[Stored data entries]
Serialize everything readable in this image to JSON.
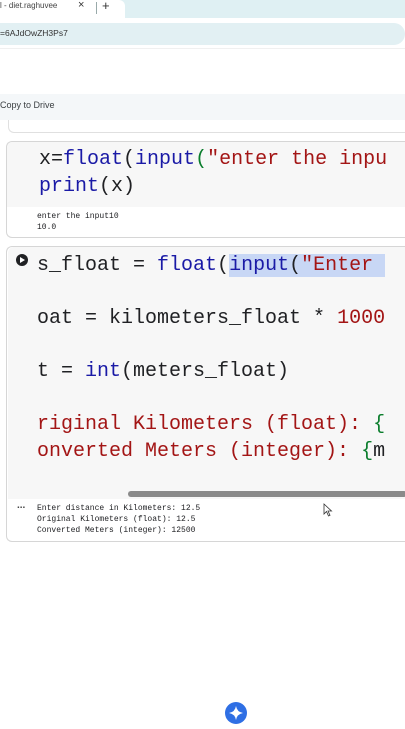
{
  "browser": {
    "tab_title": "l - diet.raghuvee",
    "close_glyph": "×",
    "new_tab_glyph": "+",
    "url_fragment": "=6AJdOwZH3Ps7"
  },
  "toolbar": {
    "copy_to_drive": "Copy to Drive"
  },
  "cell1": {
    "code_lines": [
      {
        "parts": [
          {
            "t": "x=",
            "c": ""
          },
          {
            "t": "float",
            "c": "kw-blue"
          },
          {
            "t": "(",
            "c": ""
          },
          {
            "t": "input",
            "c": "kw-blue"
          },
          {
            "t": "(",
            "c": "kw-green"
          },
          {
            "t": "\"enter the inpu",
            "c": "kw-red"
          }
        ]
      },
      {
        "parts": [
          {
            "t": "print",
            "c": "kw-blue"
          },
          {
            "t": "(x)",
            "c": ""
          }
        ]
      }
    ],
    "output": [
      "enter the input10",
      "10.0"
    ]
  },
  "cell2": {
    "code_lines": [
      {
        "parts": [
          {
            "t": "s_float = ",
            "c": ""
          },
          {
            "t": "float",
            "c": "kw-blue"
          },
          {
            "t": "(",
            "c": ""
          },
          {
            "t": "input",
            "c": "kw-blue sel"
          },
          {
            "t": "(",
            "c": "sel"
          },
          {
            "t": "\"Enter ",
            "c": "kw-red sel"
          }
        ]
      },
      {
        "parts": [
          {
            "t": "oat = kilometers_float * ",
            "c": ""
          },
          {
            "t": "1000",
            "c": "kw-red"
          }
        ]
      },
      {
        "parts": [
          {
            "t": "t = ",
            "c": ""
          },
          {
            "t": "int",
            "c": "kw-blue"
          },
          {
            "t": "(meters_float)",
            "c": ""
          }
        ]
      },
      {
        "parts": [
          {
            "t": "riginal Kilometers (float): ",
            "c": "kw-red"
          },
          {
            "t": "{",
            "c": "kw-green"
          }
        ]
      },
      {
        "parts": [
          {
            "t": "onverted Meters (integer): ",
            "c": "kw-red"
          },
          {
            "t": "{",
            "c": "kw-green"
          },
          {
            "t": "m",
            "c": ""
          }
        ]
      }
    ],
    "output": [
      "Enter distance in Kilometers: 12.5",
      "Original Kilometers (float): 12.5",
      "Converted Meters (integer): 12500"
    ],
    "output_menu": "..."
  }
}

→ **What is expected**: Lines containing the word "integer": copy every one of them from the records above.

→ **Solution to the problem**:
            "t": "onverted Meters (integer): ",
      "Converted Meters (integer): 12500"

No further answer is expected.